     Russell Kirk (1987) speaks directly to the role, or to the diminishing role, of families in providing exemplars to serve as role models to children. He states that “… the recovery of virtue in America depends in great part upon the reinvigoration of family.” Russell points out that, at the time of his writing, affluence and mobility have played a significant part in the erosion of family which, in turn, has diminished the power of family to pass on a sense of virtue to children. He laments that even many of the Christian churches in the U.S. today have replaced the traditional virtues of Christianity with the more nebulous concept of “humanitarianism”.

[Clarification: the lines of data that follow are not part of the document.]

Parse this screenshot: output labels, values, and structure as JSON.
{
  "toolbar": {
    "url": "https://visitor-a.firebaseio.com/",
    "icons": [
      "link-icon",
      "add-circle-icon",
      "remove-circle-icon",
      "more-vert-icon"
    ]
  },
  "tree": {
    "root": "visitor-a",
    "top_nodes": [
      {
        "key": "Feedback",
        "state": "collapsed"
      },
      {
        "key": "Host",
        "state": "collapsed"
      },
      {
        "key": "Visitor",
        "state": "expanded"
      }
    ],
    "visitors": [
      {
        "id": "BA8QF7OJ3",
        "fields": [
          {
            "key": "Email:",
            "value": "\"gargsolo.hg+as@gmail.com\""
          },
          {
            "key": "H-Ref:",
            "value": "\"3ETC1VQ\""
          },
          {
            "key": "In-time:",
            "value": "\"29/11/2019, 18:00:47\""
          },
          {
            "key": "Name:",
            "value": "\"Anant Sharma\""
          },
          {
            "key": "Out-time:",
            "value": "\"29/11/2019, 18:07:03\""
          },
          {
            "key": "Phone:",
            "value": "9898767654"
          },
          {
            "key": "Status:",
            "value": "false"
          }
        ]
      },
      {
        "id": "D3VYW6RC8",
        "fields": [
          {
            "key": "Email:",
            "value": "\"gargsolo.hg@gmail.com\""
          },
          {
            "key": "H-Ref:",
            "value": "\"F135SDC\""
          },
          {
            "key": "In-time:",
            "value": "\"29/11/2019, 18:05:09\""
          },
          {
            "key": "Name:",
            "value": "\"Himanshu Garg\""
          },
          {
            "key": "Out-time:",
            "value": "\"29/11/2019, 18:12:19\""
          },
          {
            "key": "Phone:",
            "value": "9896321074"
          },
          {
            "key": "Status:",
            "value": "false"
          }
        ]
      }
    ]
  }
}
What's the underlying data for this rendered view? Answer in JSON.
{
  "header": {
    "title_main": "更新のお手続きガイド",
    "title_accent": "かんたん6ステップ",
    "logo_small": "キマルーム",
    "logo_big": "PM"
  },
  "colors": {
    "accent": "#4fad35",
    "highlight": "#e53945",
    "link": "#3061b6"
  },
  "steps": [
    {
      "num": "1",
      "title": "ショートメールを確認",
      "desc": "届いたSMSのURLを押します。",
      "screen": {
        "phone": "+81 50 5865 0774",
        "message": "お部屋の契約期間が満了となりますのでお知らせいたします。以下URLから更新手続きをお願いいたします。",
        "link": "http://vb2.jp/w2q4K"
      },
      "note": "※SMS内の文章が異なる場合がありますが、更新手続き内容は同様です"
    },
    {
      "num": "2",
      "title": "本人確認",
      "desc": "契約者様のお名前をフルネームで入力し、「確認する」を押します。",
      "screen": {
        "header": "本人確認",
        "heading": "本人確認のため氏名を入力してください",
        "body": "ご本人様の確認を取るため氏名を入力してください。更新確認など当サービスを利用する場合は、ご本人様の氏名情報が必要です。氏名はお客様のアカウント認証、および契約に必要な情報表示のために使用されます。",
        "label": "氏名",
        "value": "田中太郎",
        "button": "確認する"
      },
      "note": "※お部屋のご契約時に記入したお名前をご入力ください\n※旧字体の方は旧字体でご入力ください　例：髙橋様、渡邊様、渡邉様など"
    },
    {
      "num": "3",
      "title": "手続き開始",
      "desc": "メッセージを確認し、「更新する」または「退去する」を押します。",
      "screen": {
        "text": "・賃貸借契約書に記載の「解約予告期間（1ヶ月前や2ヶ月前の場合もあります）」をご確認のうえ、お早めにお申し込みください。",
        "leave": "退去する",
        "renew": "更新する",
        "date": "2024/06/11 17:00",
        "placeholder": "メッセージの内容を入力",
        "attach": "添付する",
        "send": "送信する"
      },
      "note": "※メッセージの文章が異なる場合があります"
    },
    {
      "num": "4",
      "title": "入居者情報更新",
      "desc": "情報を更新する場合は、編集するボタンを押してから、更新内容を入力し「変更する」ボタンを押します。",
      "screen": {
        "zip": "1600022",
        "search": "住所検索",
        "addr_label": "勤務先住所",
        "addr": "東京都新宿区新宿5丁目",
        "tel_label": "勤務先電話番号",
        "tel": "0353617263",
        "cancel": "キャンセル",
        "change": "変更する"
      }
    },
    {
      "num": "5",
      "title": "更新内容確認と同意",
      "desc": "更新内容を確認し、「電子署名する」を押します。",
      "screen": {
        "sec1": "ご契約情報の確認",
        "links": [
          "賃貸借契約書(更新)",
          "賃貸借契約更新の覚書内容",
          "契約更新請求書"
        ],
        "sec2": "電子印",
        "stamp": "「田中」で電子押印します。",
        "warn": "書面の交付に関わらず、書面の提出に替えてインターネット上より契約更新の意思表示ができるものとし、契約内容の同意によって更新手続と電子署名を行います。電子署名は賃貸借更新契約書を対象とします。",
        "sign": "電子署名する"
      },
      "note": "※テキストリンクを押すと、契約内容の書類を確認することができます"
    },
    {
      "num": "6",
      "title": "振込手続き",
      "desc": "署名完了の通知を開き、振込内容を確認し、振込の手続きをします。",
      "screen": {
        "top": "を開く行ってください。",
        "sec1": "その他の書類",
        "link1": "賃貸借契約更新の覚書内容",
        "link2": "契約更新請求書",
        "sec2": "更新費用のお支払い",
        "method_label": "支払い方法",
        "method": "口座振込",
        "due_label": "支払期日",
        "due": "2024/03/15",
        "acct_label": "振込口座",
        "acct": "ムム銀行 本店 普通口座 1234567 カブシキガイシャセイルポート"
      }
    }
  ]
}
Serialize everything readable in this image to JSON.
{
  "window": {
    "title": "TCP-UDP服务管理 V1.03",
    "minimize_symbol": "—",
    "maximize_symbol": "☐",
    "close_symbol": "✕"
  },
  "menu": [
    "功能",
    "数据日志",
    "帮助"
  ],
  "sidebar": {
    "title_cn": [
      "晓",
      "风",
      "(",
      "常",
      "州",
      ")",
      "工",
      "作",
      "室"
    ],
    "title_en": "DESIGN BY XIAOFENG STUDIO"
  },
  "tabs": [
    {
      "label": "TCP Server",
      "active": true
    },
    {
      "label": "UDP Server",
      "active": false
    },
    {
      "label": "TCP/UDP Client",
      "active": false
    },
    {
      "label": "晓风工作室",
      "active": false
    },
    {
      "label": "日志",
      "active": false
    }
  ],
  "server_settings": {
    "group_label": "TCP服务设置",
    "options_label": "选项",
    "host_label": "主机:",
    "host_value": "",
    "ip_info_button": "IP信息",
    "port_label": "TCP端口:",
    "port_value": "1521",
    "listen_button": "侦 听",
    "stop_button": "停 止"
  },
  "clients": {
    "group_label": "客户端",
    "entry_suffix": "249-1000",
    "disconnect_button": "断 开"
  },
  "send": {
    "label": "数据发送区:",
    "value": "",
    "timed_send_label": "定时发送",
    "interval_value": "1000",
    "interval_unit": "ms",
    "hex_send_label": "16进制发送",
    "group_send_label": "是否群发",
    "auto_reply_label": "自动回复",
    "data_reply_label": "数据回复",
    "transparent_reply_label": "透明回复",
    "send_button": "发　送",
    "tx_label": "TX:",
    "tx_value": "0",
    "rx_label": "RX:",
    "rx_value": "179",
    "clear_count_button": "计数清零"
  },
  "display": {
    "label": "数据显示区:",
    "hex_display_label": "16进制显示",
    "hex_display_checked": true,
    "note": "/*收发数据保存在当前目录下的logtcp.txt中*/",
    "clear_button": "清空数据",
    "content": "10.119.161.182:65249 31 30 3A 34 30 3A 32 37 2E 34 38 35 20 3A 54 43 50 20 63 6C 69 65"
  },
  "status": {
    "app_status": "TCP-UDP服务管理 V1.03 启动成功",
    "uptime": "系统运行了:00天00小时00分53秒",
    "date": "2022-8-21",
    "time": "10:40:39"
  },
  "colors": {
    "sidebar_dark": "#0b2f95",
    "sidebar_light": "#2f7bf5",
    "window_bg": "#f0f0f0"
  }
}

All of this is to say that perhaps we should take a closer look at how we can best teach values, citizenship and morals in the classroom.  Russell  Kirk (1987) asserts that the family (ie. Parents and grandparents) has, at least in the past, effectively transferred morals and values to their children. It would therefore seem appropriate and imperative that we engage the family in the development and implementation of a character education curriculum in the classroom. Secondly, Phillip Johnson offers many practical ways to incorporate character education into the day to day activities in the classroom (as  stated in Dr. William’s lecture, August, 2013) Some of these are: explicit character instruction as part of the curriculum, moral instruction through literature and music, rituals and ceremonies on special holidays (such as Martin Luther King Day),  classroom rules, to name a few. Finally, as expressed by Mark Hyatt (2013), we as educators must take our role seriously and “… live the values that (we) hope to see in these children.” What we profess should also be what we project.

Hyatt, M. (2013). No refuge for role models. In Character Education Partnership. Retrieved August 7, 2013, from http://www.character.org/about/news/newsbriefs/no-refuge-for-role-models/

Kirk, R., (1987). The wise men know what wicked things are written in the sky. Washington, D.C: Regnery Publishing, Inc.

Williams, T. (2013, August). Values, citizenship, and moral education. Survey of instructional strategies. Lecture conducted from Seattle Pacific University, Seattle, WA